--- Data to use Enclosed Below ---

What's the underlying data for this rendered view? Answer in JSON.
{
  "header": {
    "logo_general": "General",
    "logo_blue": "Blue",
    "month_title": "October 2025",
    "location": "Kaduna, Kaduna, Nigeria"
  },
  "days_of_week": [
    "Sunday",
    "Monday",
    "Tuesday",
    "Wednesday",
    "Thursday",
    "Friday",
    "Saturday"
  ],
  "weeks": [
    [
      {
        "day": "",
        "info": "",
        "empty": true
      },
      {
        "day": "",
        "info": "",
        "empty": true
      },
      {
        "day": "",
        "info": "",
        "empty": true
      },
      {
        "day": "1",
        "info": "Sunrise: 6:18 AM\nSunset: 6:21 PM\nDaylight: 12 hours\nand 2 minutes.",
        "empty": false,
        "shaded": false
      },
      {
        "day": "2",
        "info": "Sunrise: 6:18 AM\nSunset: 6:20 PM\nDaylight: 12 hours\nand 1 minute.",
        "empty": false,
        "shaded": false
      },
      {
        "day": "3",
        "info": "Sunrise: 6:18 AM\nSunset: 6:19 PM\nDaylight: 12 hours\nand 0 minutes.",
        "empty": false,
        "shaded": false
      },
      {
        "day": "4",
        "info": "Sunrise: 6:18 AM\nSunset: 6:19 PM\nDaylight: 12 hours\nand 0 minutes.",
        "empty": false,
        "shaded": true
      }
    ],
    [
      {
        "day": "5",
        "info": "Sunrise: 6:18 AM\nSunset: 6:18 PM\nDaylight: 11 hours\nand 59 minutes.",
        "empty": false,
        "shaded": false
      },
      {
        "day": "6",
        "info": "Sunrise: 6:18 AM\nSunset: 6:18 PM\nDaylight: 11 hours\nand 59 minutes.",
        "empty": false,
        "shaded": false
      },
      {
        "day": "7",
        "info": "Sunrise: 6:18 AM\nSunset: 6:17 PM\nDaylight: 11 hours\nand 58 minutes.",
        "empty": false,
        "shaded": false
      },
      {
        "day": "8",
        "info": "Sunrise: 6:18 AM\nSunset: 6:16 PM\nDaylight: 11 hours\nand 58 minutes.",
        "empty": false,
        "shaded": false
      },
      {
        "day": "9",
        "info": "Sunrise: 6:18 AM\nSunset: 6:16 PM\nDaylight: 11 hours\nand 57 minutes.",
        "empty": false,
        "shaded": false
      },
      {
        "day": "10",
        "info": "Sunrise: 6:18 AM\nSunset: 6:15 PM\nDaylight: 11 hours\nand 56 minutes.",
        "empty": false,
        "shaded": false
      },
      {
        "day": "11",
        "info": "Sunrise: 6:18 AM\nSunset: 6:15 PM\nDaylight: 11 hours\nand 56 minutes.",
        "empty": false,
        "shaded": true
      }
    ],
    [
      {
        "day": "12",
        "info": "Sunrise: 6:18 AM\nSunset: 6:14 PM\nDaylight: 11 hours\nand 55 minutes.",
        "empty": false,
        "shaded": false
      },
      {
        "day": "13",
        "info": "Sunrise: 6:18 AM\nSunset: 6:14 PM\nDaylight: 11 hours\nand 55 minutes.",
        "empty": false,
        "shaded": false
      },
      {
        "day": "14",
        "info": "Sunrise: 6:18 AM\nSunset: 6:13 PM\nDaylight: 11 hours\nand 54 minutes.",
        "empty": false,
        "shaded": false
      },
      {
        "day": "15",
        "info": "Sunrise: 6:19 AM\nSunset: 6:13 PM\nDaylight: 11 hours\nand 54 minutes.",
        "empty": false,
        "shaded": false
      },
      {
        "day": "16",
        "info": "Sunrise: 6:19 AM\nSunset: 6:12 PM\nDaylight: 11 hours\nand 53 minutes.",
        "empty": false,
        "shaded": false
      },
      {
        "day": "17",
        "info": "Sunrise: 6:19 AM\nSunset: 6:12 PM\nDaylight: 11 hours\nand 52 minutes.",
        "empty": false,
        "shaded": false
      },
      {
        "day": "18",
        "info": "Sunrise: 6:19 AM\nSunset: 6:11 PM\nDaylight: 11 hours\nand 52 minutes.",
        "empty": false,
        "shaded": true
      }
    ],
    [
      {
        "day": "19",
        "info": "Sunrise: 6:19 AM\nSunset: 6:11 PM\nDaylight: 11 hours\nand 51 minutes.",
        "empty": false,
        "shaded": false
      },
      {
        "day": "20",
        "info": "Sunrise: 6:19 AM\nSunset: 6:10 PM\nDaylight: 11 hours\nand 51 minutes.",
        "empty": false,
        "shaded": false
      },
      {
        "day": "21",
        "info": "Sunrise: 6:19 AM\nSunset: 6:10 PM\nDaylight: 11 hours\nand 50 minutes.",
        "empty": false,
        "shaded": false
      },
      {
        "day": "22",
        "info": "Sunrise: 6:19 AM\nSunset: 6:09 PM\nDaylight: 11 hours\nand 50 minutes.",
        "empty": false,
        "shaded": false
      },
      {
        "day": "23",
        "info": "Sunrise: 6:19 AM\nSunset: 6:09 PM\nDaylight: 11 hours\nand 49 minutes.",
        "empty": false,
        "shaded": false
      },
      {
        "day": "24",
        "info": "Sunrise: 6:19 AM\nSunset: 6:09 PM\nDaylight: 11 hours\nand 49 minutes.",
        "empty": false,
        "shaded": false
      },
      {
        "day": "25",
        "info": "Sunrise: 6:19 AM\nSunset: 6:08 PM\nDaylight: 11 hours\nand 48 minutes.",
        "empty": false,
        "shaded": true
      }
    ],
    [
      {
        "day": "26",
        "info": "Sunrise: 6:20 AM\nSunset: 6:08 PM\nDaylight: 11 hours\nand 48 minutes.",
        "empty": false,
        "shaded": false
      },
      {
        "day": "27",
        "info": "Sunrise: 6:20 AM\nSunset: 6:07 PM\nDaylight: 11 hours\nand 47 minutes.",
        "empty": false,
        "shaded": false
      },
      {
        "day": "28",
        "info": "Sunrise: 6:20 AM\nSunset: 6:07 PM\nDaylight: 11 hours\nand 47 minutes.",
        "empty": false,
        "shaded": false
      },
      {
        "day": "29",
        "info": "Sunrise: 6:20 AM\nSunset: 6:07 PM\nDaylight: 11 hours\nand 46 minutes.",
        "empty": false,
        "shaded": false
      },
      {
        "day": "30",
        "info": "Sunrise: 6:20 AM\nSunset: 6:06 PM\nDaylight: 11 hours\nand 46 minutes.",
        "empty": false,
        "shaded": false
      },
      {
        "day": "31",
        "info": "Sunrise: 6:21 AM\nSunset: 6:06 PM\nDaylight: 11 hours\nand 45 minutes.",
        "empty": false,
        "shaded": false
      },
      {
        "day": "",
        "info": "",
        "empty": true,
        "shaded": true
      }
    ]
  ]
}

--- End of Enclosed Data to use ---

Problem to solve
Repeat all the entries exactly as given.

Result below
What's the underlying data for this rendered view? Answer in JSON.
{
  "header": {
    "logo_general": "General",
    "logo_blue": "Blue",
    "month_title": "October 2025",
    "location": "Kaduna, Kaduna, Nigeria"
  },
  "days_of_week": [
    "Sunday",
    "Monday",
    "Tuesday",
    "Wednesday",
    "Thursday",
    "Friday",
    "Saturday"
  ],
  "weeks": [
    [
      {
        "day": "",
        "info": "",
        "empty": true
      },
      {
        "day": "",
        "info": "",
        "empty": true
      },
      {
        "day": "",
        "info": "",
        "empty": true
      },
      {
        "day": "1",
        "info": "Sunrise: 6:18 AM\nSunset: 6:21 PM\nDaylight: 12 hours\nand 2 minutes.",
        "empty": false,
        "shaded": false
      },
      {
        "day": "2",
        "info": "Sunrise: 6:18 AM\nSunset: 6:20 PM\nDaylight: 12 hours\nand 1 minute.",
        "empty": false,
        "shaded": false
      },
      {
        "day": "3",
        "info": "Sunrise: 6:18 AM\nSunset: 6:19 PM\nDaylight: 12 hours\nand 0 minutes.",
        "empty": false,
        "shaded": false
      },
      {
        "day": "4",
        "info": "Sunrise: 6:18 AM\nSunset: 6:19 PM\nDaylight: 12 hours\nand 0 minutes.",
        "empty": false,
        "shaded": true
      }
    ],
    [
      {
        "day": "5",
        "info": "Sunrise: 6:18 AM\nSunset: 6:18 PM\nDaylight: 11 hours\nand 59 minutes.",
        "empty": false,
        "shaded": false
      },
      {
        "day": "6",
        "info": "Sunrise: 6:18 AM\nSunset: 6:18 PM\nDaylight: 11 hours\nand 59 minutes.",
        "empty": false,
        "shaded": false
      },
      {
        "day": "7",
        "info": "Sunrise: 6:18 AM\nSunset: 6:17 PM\nDaylight: 11 hours\nand 58 minutes.",
        "empty": false,
        "shaded": false
      },
      {
        "day": "8",
        "info": "Sunrise: 6:18 AM\nSunset: 6:16 PM\nDaylight: 11 hours\nand 58 minutes.",
        "empty": false,
        "shaded": false
      },
      {
        "day": "9",
        "info": "Sunrise: 6:18 AM\nSunset: 6:16 PM\nDaylight: 11 hours\nand 57 minutes.",
        "empty": false,
        "shaded": false
      },
      {
        "day": "10",
        "info": "Sunrise: 6:18 AM\nSunset: 6:15 PM\nDaylight: 11 hours\nand 56 minutes.",
        "empty": false,
        "shaded": false
      },
      {
        "day": "11",
        "info": "Sunrise: 6:18 AM\nSunset: 6:15 PM\nDaylight: 11 hours\nand 56 minutes.",
        "empty": false,
        "shaded": true
      }
    ],
    [
      {
        "day": "12",
        "info": "Sunrise: 6:18 AM\nSunset: 6:14 PM\nDaylight: 11 hours\nand 55 minutes.",
        "empty": false,
        "shaded": false
      },
      {
        "day": "13",
        "info": "Sunrise: 6:18 AM\nSunset: 6:14 PM\nDaylight: 11 hours\nand 55 minutes.",
        "empty": false,
        "shaded": false
      },
      {
        "day": "14",
        "info": "Sunrise: 6:18 AM\nSunset: 6:13 PM\nDaylight: 11 hours\nand 54 minutes.",
        "empty": false,
        "shaded": false
      },
      {
        "day": "15",
        "info": "Sunrise: 6:19 AM\nSunset: 6:13 PM\nDaylight: 11 hours\nand 54 minutes.",
        "empty": false,
        "shaded": false
      },
      {
        "day": "16",
        "info": "Sunrise: 6:19 AM\nSunset: 6:12 PM\nDaylight: 11 hours\nand 53 minutes.",
        "empty": false,
        "shaded": false
      },
      {
        "day": "17",
        "info": "Sunrise: 6:19 AM\nSunset: 6:12 PM\nDaylight: 11 hours\nand 52 minutes.",
        "empty": false,
        "shaded": false
      },
      {
        "day": "18",
        "info": "Sunrise: 6:19 AM\nSunset: 6:11 PM\nDaylight: 11 hours\nand 52 minutes.",
        "empty": false,
        "shaded": true
      }
    ],
    [
      {
        "day": "19",
        "info": "Sunrise: 6:19 AM\nSunset: 6:11 PM\nDaylight: 11 hours\nand 51 minutes.",
        "empty": false,
        "shaded": false
      },
      {
        "day": "20",
        "info": "Sunrise: 6:19 AM\nSunset: 6:10 PM\nDaylight: 11 hours\nand 51 minutes.",
        "empty": false,
        "shaded": false
      },
      {
        "day": "21",
        "info": "Sunrise: 6:19 AM\nSunset: 6:10 PM\nDaylight: 11 hours\nand 50 minutes.",
        "empty": false,
        "shaded": false
      },
      {
        "day": "22",
        "info": "Sunrise: 6:19 AM\nSunset: 6:09 PM\nDaylight: 11 hours\nand 50 minutes.",
        "empty": false,
        "shaded": false
      },
      {
        "day": "23",
        "info": "Sunrise: 6:19 AM\nSunset: 6:09 PM\nDaylight: 11 hours\nand 49 minutes.",
        "empty": false,
        "shaded": false
      },
      {
        "day": "24",
        "info": "Sunrise: 6:19 AM\nSunset: 6:09 PM\nDaylight: 11 hours\nand 49 minutes.",
        "empty": false,
        "shaded": false
      },
      {
        "day": "25",
        "info": "Sunrise: 6:19 AM\nSunset: 6:08 PM\nDaylight: 11 hours\nand 48 minutes.",
        "empty": false,
        "shaded": true
      }
    ],
    [
      {
        "day": "26",
        "info": "Sunrise: 6:20 AM\nSunset: 6:08 PM\nDaylight: 11 hours\nand 48 minutes.",
        "empty": false,
        "shaded": false
      },
      {
        "day": "27",
        "info": "Sunrise: 6:20 AM\nSunset: 6:07 PM\nDaylight: 11 hours\nand 47 minutes.",
        "empty": false,
        "shaded": false
      },
      {
        "day": "28",
        "info": "Sunrise: 6:20 AM\nSunset: 6:07 PM\nDaylight: 11 hours\nand 47 minutes.",
        "empty": false,
        "shaded": false
      },
      {
        "day": "29",
        "info": "Sunrise: 6:20 AM\nSunset: 6:07 PM\nDaylight: 11 hours\nand 46 minutes.",
        "empty": false,
        "shaded": false
      },
      {
        "day": "30",
        "info": "Sunrise: 6:20 AM\nSunset: 6:06 PM\nDaylight: 11 hours\nand 46 minutes.",
        "empty": false,
        "shaded": false
      },
      {
        "day": "31",
        "info": "Sunrise: 6:21 AM\nSunset: 6:06 PM\nDaylight: 11 hours\nand 45 minutes.",
        "empty": false,
        "shaded": false
      },
      {
        "day": "",
        "info": "",
        "empty": true,
        "shaded": true
      }
    ]
  ]
}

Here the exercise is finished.